- The topmaking performance of fleeces from sheep that were ranked high or low on index selection using objective measurement was compared with that of sheep from the same flock that were ranked high or low on visual assessment. A flock of 451 15-month-old fine-wool Merino sheep were classed by 2 experienced fine-wool sheep classers into 3 grades: best, average and culls. Forty-four sheep were assessed as ‘best’ and 77 sheep were graded as ‘culls’ by both classers. These sheep were defined as the ‘best visual’ and ‘worst visual’ sheep, respectively. Measurements of clean fleece weight, mean fibre diameter, coefficient of variation of fibre diameter and body weight were used in a selection index to rank all sheep in the flock. The selection index was designed to rapidly reduce mean fibre diameter and slowly increase clean fleece weight, whilst maintaining staple strength and body weight. The 44 sheep with the highest index value were defined as ‘best index’ sheep and the group of 77 sheep with the lowest index or obvious physical faults were defined as the ‘worst index’ sheep. Twenty-five fleeces were randomly selected from each of the ‘best’ and ‘worst visual’, ‘best’ and ‘worst index’ sheep for individual processing through to top. The fleeces from the ‘best index’ sheep produced greater quantities of tops that were significantly finer, longer, of lower curvature and produced less noil than all other groups. In contrast to the large difference in quality between tops from the ‘best’ and ‘worst index’ sheep, there was little difference in quality between tops from the ‘best’ and ‘worst visual’ sheep. This indicates that the traditional wool producer views of wool quality are unrelated to processing performance.
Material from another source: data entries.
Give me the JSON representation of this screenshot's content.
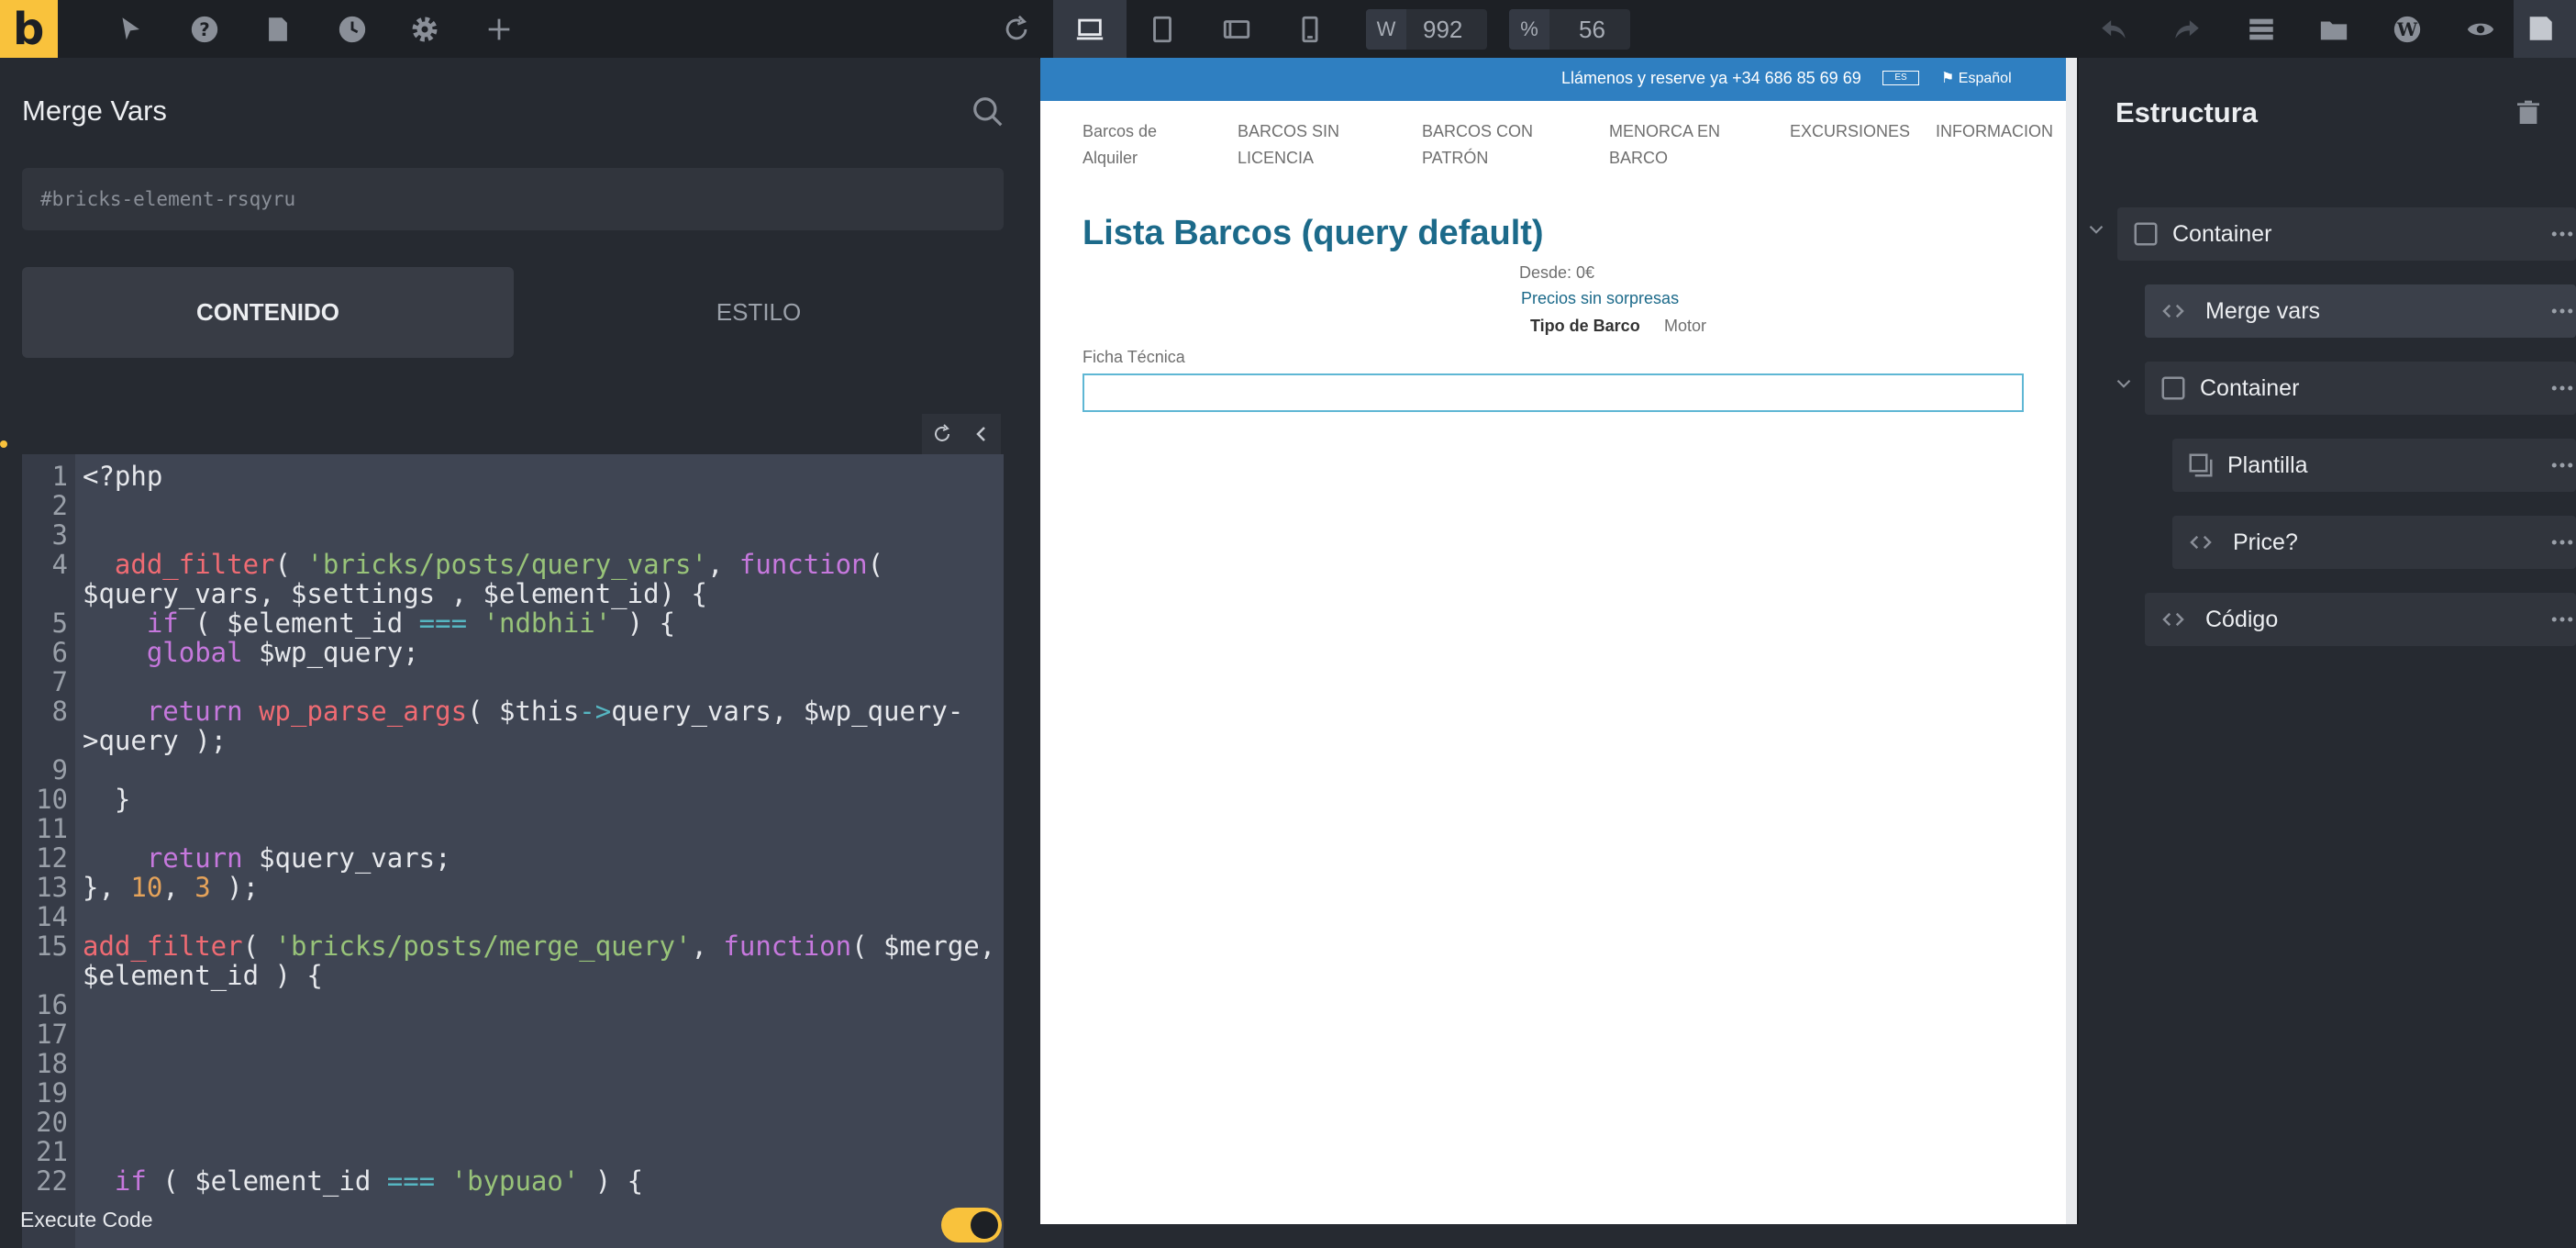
{
  "toolbar": {
    "logo": "b",
    "width_label": "W",
    "width_value": "992",
    "zoom_label": "%",
    "zoom_value": "56"
  },
  "left_panel": {
    "title": "Merge Vars",
    "selector": "#bricks-element-rsqyru",
    "tab_content": "CONTENIDO",
    "tab_style": "ESTILO",
    "execute_label": "Execute Code",
    "execute_enabled": true,
    "code_lines": [
      {
        "n": "1",
        "text": "<?php"
      },
      {
        "n": "2",
        "text": ""
      },
      {
        "n": "3",
        "text": ""
      },
      {
        "n": "4",
        "text": "  add_filter( 'bricks/posts/query_vars', function("
      },
      {
        "n": "",
        "text": "$query_vars, $settings , $element_id) {"
      },
      {
        "n": "5",
        "text": "    if ( $element_id === 'ndbhii' ) {"
      },
      {
        "n": "6",
        "text": "    global $wp_query;"
      },
      {
        "n": "7",
        "text": ""
      },
      {
        "n": "8",
        "text": "    return wp_parse_args( $this->query_vars, $wp_query-"
      },
      {
        "n": "",
        "text": ">query );"
      },
      {
        "n": "9",
        "text": ""
      },
      {
        "n": "10",
        "text": "  }"
      },
      {
        "n": "11",
        "text": ""
      },
      {
        "n": "12",
        "text": "    return $query_vars;"
      },
      {
        "n": "13",
        "text": "}, 10, 3 );"
      },
      {
        "n": "14",
        "text": ""
      },
      {
        "n": "15",
        "text": "add_filter( 'bricks/posts/merge_query', function( $merge,"
      },
      {
        "n": "",
        "text": "$element_id ) {"
      },
      {
        "n": "16",
        "text": ""
      },
      {
        "n": "17",
        "text": ""
      },
      {
        "n": "18",
        "text": ""
      },
      {
        "n": "19",
        "text": ""
      },
      {
        "n": "20",
        "text": ""
      },
      {
        "n": "21",
        "text": ""
      },
      {
        "n": "22",
        "text": "  if ( $element_id === 'bypuao' ) {"
      }
    ]
  },
  "preview": {
    "top_phone": "Llámenos y reserve ya +34 686 85 69 69",
    "top_badge": "ES",
    "top_language": "Español",
    "nav": [
      {
        "line1": "Barcos de",
        "line2": "Alquiler"
      },
      {
        "line1": "BARCOS SIN",
        "line2": "LICENCIA"
      },
      {
        "line1": "BARCOS CON",
        "line2": "PATRÓN"
      },
      {
        "line1": "MENORCA EN",
        "line2": "BARCO"
      },
      {
        "line1": "EXCURSIONES",
        "line2": ""
      },
      {
        "line1": "INFORMACION",
        "line2": ""
      }
    ],
    "heading": "Lista Barcos (query default)",
    "price": "Desde: 0€",
    "tagline": "Precios sin sorpresas",
    "tipo_label": "Tipo de Barco",
    "tipo_value": "Motor",
    "ficha": "Ficha Técnica"
  },
  "structure": {
    "title": "Estructura",
    "nodes": [
      {
        "label": "Container",
        "icon": "container-icon"
      },
      {
        "label": "Merge vars",
        "icon": "code-icon"
      },
      {
        "label": "Container",
        "icon": "container-icon"
      },
      {
        "label": "Plantilla",
        "icon": "template-icon"
      },
      {
        "label": "Price?",
        "icon": "code-icon"
      },
      {
        "label": "Código",
        "icon": "code-icon"
      }
    ]
  },
  "colors": {
    "accent": "#f9c23c",
    "preview_blue": "#2f7fc1",
    "heading_blue": "#1c6a8a"
  }
}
It was concluded that Merino sheep selected by index selection using direct measurement of fleece weight, mean fibre diameter and coefficient of variation of diameter as selection criteria produced greater quantities of wool of superior processing performance to that from sheep selected using visual assessment.
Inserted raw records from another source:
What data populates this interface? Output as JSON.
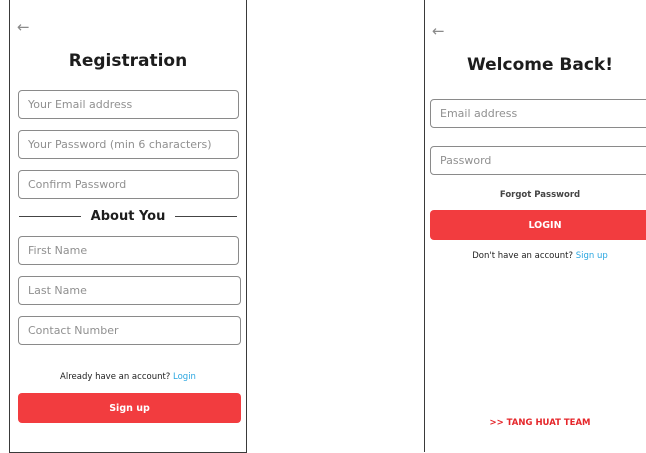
{
  "registration": {
    "back_icon": "arrow-left-icon",
    "title": "Registration",
    "fields": {
      "email": "Your Email address",
      "password": "Your Password (min 6 characters)",
      "confirm": "Confirm Password",
      "first_name": "First Name",
      "last_name": "Last Name",
      "contact": "Contact Number"
    },
    "section_label": "About You",
    "footer_prompt": "Already have an account?",
    "footer_link": "Login",
    "submit_label": "Sign up"
  },
  "login": {
    "back_icon": "arrow-left-icon",
    "title": "Welcome Back!",
    "fields": {
      "email": "Email address",
      "password": "Password"
    },
    "forgot_label": "Forgot Password",
    "submit_label": "LOGIN",
    "footer_prompt": "Don't have an account?",
    "footer_link": "Sign up",
    "team_label": ">> TANG HUAT TEAM"
  },
  "colors": {
    "accent": "#f23c3f",
    "link": "#2aa6e0",
    "team": "#e5262a"
  }
}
Factors Affecting Wool Scouring Performance, Yield and Colour Measurements of Western Australian Fleece WoolsA benchtop scouring procedure was used to evaluate the ability of conventional detergent scouring systems to adequately clean fleece samples from a selection of Western Australian Merino wools. Sixteen fleeces were selected from the Western Australian Department of Agriculture resource flocks, covering a wide range in yield (49.2 to 77.5%), wax (7.3 to 26.9%), suint (4.9 to 11.6%), and dust (1.4 to 16.3%) contents. Using a simple detergent-based system, 50% of the fleeces were classified as effectively scoured, based on residual wax content. When scouring liquor was not refreshed between subsamples drawn from the same fleece, wool wax, staple length and dust content in the greasy fleece accounted for 93% of the variation in the rate of residual wax increase observed in sequential 10 g samples of wool. Residual ash content also increased but the greasy fleece parameters measured were not statistically significant predictors of residual ash changes. The rate of scoured wool colour change, when sequential samples of greasy wool from the same fleece were scoured without liquor change, could be predicted from greasy fleece yields. The scouring efficiency of the more difficult to scour wools was improved by the addition of sodium carbonate to the main scouring bowls.
- Australia has great potential for a viable alpaca fibre industry. The Australian Alpaca Association (AAA) was founded in 1989 to provide co-ordination for a growing national herd of high quality alpacas in Australia and to enable a viable and sustainable animal and fibre industry. The Alpaca Co-operative P/L (Alpaca Co-op) was established in 1995 to market products derived from alpaca fibres. Both organisations promote alpaca fibres and products in Australia as well as overseas. Australia has sound pastures and modern technologies for breeding the best stocks and currently has the largest alpaca herd outside South America. There is also an increasing interest in luxury fibres among fashion houses. The alpaca fibre industry in Australia is still very young and relatively small compared to the wool industry, and there has been strong desire to process alpaca fibres in Australia on the established wool processing systems. Knowledge on luxury fibre processing is often kept secret by international processors who have the know-how. Local industry needs to understand the properties of Australian grown alpaca fibres and their processing performance, so that the industry can market the fibre effectively and export high quality alpaca fibre products.